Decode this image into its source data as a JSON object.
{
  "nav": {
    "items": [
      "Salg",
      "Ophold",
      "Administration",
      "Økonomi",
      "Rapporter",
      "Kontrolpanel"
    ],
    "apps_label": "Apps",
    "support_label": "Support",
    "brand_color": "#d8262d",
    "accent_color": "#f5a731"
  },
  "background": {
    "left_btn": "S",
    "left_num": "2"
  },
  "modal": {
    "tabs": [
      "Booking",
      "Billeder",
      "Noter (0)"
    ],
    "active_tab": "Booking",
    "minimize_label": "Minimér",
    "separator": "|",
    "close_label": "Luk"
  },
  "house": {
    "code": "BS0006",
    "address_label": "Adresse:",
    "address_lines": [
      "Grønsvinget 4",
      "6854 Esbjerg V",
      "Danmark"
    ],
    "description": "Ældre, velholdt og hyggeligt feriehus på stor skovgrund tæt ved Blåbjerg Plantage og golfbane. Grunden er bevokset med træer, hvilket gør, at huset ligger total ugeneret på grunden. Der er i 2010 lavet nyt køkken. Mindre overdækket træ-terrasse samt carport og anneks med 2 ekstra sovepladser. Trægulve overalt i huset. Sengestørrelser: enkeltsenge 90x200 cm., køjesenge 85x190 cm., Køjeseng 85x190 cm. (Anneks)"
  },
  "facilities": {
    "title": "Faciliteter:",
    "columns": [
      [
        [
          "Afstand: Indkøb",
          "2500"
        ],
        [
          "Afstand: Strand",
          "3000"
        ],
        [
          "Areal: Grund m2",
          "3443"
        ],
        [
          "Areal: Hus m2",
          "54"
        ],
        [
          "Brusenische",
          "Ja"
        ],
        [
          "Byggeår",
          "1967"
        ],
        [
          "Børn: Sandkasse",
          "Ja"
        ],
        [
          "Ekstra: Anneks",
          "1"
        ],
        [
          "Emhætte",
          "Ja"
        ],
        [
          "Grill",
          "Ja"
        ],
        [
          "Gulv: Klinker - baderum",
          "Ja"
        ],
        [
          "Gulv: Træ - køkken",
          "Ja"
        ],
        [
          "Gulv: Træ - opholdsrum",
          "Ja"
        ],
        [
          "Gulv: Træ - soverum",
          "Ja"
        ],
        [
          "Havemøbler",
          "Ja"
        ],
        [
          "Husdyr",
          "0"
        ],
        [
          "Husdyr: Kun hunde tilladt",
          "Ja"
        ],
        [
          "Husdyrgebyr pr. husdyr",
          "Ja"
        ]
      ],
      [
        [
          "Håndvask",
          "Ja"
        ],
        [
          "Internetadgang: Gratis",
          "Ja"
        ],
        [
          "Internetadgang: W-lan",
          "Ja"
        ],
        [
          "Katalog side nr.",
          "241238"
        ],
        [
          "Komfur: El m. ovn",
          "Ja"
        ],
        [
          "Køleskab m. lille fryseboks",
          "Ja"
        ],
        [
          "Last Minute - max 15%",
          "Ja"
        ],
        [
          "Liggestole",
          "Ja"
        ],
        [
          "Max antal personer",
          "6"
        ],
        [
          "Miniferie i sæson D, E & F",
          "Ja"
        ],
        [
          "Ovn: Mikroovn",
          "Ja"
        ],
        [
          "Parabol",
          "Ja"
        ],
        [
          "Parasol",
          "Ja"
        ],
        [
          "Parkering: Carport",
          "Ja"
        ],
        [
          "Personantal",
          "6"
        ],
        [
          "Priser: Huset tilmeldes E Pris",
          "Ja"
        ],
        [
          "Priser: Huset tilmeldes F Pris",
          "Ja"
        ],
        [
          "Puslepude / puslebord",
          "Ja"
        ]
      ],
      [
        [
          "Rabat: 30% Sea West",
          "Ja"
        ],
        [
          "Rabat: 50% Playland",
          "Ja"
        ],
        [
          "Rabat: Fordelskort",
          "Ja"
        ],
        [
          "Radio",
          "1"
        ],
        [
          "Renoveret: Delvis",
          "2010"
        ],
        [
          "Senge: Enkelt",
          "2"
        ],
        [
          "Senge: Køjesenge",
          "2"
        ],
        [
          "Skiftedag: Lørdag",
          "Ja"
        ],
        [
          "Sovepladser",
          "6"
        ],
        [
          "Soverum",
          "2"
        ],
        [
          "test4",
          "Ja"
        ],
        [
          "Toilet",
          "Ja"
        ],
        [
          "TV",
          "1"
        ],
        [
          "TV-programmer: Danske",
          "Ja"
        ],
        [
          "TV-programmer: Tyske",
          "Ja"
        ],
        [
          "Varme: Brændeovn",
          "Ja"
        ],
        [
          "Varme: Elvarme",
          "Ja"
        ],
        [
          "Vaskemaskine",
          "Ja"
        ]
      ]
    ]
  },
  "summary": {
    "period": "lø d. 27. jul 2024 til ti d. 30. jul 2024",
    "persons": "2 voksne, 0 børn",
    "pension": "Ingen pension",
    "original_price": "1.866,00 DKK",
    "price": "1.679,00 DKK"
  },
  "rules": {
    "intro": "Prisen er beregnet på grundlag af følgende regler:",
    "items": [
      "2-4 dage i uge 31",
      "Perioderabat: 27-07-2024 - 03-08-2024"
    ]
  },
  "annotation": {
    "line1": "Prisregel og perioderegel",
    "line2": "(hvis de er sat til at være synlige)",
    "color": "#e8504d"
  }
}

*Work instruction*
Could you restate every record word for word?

*Solution for this exercise*
Decode this image into its source data as a JSON object.
{
  "nav": {
    "items": [
      "Salg",
      "Ophold",
      "Administration",
      "Økonomi",
      "Rapporter",
      "Kontrolpanel"
    ],
    "apps_label": "Apps",
    "support_label": "Support",
    "brand_color": "#d8262d",
    "accent_color": "#f5a731"
  },
  "background": {
    "left_btn": "S",
    "left_num": "2"
  },
  "modal": {
    "tabs": [
      "Booking",
      "Billeder",
      "Noter (0)"
    ],
    "active_tab": "Booking",
    "minimize_label": "Minimér",
    "separator": "|",
    "close_label": "Luk"
  },
  "house": {
    "code": "BS0006",
    "address_label": "Adresse:",
    "address_lines": [
      "Grønsvinget 4",
      "6854 Esbjerg V",
      "Danmark"
    ],
    "description": "Ældre, velholdt og hyggeligt feriehus på stor skovgrund tæt ved Blåbjerg Plantage og golfbane. Grunden er bevokset med træer, hvilket gør, at huset ligger total ugeneret på grunden. Der er i 2010 lavet nyt køkken. Mindre overdækket træ-terrasse samt carport og anneks med 2 ekstra sovepladser. Trægulve overalt i huset. Sengestørrelser: enkeltsenge 90x200 cm., køjesenge 85x190 cm., Køjeseng 85x190 cm. (Anneks)"
  },
  "facilities": {
    "title": "Faciliteter:",
    "columns": [
      [
        [
          "Afstand: Indkøb",
          "2500"
        ],
        [
          "Afstand: Strand",
          "3000"
        ],
        [
          "Areal: Grund m2",
          "3443"
        ],
        [
          "Areal: Hus m2",
          "54"
        ],
        [
          "Brusenische",
          "Ja"
        ],
        [
          "Byggeår",
          "1967"
        ],
        [
          "Børn: Sandkasse",
          "Ja"
        ],
        [
          "Ekstra: Anneks",
          "1"
        ],
        [
          "Emhætte",
          "Ja"
        ],
        [
          "Grill",
          "Ja"
        ],
        [
          "Gulv: Klinker - baderum",
          "Ja"
        ],
        [
          "Gulv: Træ - køkken",
          "Ja"
        ],
        [
          "Gulv: Træ - opholdsrum",
          "Ja"
        ],
        [
          "Gulv: Træ - soverum",
          "Ja"
        ],
        [
          "Havemøbler",
          "Ja"
        ],
        [
          "Husdyr",
          "0"
        ],
        [
          "Husdyr: Kun hunde tilladt",
          "Ja"
        ],
        [
          "Husdyrgebyr pr. husdyr",
          "Ja"
        ]
      ],
      [
        [
          "Håndvask",
          "Ja"
        ],
        [
          "Internetadgang: Gratis",
          "Ja"
        ],
        [
          "Internetadgang: W-lan",
          "Ja"
        ],
        [
          "Katalog side nr.",
          "241238"
        ],
        [
          "Komfur: El m. ovn",
          "Ja"
        ],
        [
          "Køleskab m. lille fryseboks",
          "Ja"
        ],
        [
          "Last Minute - max 15%",
          "Ja"
        ],
        [
          "Liggestole",
          "Ja"
        ],
        [
          "Max antal personer",
          "6"
        ],
        [
          "Miniferie i sæson D, E & F",
          "Ja"
        ],
        [
          "Ovn: Mikroovn",
          "Ja"
        ],
        [
          "Parabol",
          "Ja"
        ],
        [
          "Parasol",
          "Ja"
        ],
        [
          "Parkering: Carport",
          "Ja"
        ],
        [
          "Personantal",
          "6"
        ],
        [
          "Priser: Huset tilmeldes E Pris",
          "Ja"
        ],
        [
          "Priser: Huset tilmeldes F Pris",
          "Ja"
        ],
        [
          "Puslepude / puslebord",
          "Ja"
        ]
      ],
      [
        [
          "Rabat: 30% Sea West",
          "Ja"
        ],
        [
          "Rabat: 50% Playland",
          "Ja"
        ],
        [
          "Rabat: Fordelskort",
          "Ja"
        ],
        [
          "Radio",
          "1"
        ],
        [
          "Renoveret: Delvis",
          "2010"
        ],
        [
          "Senge: Enkelt",
          "2"
        ],
        [
          "Senge: Køjesenge",
          "2"
        ],
        [
          "Skiftedag: Lørdag",
          "Ja"
        ],
        [
          "Sovepladser",
          "6"
        ],
        [
          "Soverum",
          "2"
        ],
        [
          "test4",
          "Ja"
        ],
        [
          "Toilet",
          "Ja"
        ],
        [
          "TV",
          "1"
        ],
        [
          "TV-programmer: Danske",
          "Ja"
        ],
        [
          "TV-programmer: Tyske",
          "Ja"
        ],
        [
          "Varme: Brændeovn",
          "Ja"
        ],
        [
          "Varme: Elvarme",
          "Ja"
        ],
        [
          "Vaskemaskine",
          "Ja"
        ]
      ]
    ]
  },
  "summary": {
    "period": "lø d. 27. jul 2024 til ti d. 30. jul 2024",
    "persons": "2 voksne, 0 børn",
    "pension": "Ingen pension",
    "original_price": "1.866,00 DKK",
    "price": "1.679,00 DKK"
  },
  "rules": {
    "intro": "Prisen er beregnet på grundlag af følgende regler:",
    "items": [
      "2-4 dage i uge 31",
      "Perioderabat: 27-07-2024 - 03-08-2024"
    ]
  },
  "annotation": {
    "line1": "Prisregel og perioderegel",
    "line2": "(hvis de er sat til at være synlige)",
    "color": "#e8504d"
  }
}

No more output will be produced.